This Month in LAGCC History

graduation

Then AND Now
In 2011, LaGuardia Community College celebrates 40 years of opening the doors of higher learning to all. By challenging expectations and daring to do more everyday, LAGCC is at the forefront of momentous shifts in the landscape of higher education in the 21st century. Now, as we did then, we imagine new ideas, create new curriculum and pioneer programs to make our community and our country stronger.

 

LaGuardia Community College celebrates 40 years of challenging expectactions

February 5, 1973

THEN
February 5, 1973 –
Acclaimed African American novelist John A. Williams joins the faculty in the Division of Language and Culture as a Distinguished Professor. The appointment is the first in CUNY history to be made at a two-year college.

NOW
Today, LaGuardia faculty who hold Ph.D.s outnumber their community college peers by more than two to one. Every day, LaGuardia faculty uses their classrooms as labs of innovation where students can safely test, explore and experiment with knowledge conceptually and practically. Faculty guides students to move beyond their comfort zones so they can imagine new opportunities and create amazing futures for themselves.

Visit the events page of the 40th Anniversary website, 40 Years of Challenging Expectations www.lagcc.cuny.edu/anniversary/events to learn more about the African American Read-In sponsored by the Black Literature Series Committee, a time-honored, annual LaGuardia event in celebration of Black History Month, where LaGuardians will read selections from the works of former LaGuardia English Distinguished Professor John A. Williams and AfroLatino author Piri Thomas.

January 13, 1985

THEN
In the winter of 1985, ACE's Adult Career Counseling and Resource Center opened. Within six years, the Center was the only one of its kind in Queens and the largest in CUNY.

NOW
Today, LaGuardia's Division of Adult and Continuing Education continues to meet the educational, training and resource needs of job seekers and small businesses with not only the Career Development Center -the renamed forerunner of the College's early efforts to positively impact the economy- but also through such programs as the Workforce1 Healthcare Career Center and the Goldman Sachs sponsored 10,000 Small Businesses initiative.

December 5, 1970

December 5, 1970 is a day that marks a special moment in LaGuardia Community College's proud history: The College's naming ceremony took place, establishing Community College Number Nine as Fiorello H. LaGuardia Community College, in honor of New York's most popular mayor, "The Little Flower." LaGuardia was the first community college within CUNY to be named after such a prestigious historical figure.
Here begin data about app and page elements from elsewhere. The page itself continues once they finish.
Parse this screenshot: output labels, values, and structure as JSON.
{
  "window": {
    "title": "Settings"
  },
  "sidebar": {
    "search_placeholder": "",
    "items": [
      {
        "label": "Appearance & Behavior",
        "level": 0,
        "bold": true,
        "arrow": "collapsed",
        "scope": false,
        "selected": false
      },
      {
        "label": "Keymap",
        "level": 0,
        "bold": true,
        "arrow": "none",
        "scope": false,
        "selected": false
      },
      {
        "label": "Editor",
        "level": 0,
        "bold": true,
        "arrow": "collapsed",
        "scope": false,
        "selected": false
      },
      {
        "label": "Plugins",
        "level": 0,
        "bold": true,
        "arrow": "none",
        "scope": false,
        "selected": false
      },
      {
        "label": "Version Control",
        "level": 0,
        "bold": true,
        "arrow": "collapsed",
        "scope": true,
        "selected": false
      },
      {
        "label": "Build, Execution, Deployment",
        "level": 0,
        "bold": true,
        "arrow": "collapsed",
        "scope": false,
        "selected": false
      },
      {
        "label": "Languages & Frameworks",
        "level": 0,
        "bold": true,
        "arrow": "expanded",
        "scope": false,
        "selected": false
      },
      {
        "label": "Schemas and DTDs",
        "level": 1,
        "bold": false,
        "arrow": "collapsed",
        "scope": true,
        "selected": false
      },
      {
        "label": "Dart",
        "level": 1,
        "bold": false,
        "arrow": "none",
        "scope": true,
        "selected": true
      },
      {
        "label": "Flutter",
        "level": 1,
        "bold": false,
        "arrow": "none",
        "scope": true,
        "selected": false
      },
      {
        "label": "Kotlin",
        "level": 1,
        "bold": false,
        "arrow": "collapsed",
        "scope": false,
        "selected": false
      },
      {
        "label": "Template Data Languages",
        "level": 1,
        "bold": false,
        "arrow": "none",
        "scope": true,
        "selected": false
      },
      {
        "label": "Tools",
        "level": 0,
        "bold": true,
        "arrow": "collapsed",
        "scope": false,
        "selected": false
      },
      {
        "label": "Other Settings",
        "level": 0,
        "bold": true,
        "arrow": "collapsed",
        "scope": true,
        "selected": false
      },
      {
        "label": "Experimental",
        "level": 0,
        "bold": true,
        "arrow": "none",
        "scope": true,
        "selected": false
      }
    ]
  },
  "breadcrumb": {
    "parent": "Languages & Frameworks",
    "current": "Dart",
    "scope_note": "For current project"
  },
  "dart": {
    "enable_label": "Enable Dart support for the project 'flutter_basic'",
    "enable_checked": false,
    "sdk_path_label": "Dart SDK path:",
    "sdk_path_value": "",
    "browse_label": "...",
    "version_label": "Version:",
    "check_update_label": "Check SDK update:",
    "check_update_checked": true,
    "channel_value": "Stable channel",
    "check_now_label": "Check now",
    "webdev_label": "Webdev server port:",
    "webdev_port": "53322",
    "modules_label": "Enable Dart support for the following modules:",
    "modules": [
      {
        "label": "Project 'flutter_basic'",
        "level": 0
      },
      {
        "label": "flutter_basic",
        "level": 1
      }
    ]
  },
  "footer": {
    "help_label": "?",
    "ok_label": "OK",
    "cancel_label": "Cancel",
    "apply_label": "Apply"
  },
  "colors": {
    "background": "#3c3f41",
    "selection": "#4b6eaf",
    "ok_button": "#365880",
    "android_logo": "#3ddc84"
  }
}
From the beginning, and in more than name only, we were destined to be unique.

Why Fiorello? Because no other 20th century American political figure embodies the LAGCC spirit: innovative, daring, idealistic and courageous.

November 16, 1981

Mayor Ed Koch declares the week beginning November 16 to be LaGuardia Community College week in honor of the College's tenth anniversary. During a celebration at the College, Marie LaGuardia, wife of Fiorello, unveils a statue of her husband to be installed on campus. That same day, the M building is formally dedicated with a public ribbon cutting ceremony.

October 16, 1970

The New York City Board of Higher Education officially names Community College Number Nine Fiorello H. LaGuardia Community College, making the College the first two-year CUNY institution named after a person.

Fall 1971

LaGuardia's first catalog is printed. Nine majors are offered: Liberal Arts and Sciences, Business Management, Business Administration, Accounting, Data Processing, offering a Machine Operations Option and a Programming and Systems Option; Secretarial Science offering an Executive Option and a Legal Option; and Education Associate.

September 22, 1971

First day of classes; LaGuardia's first freshman class consists of 537 students, 312 women and 225 men, of whom 72% are White, 19% are Black, 6% are Puerto Rican, 0.8% are Asian, 0.2% are Native American; 3% describe themselves as "Other" and 44 are foreign-born. The majority of students reside in Western Queens.


Taken from our 40th anniversary timeline, these monthly selections reflect what made us a national model for community colleges, and how we continue to build on our legacy of innovation and excellence today.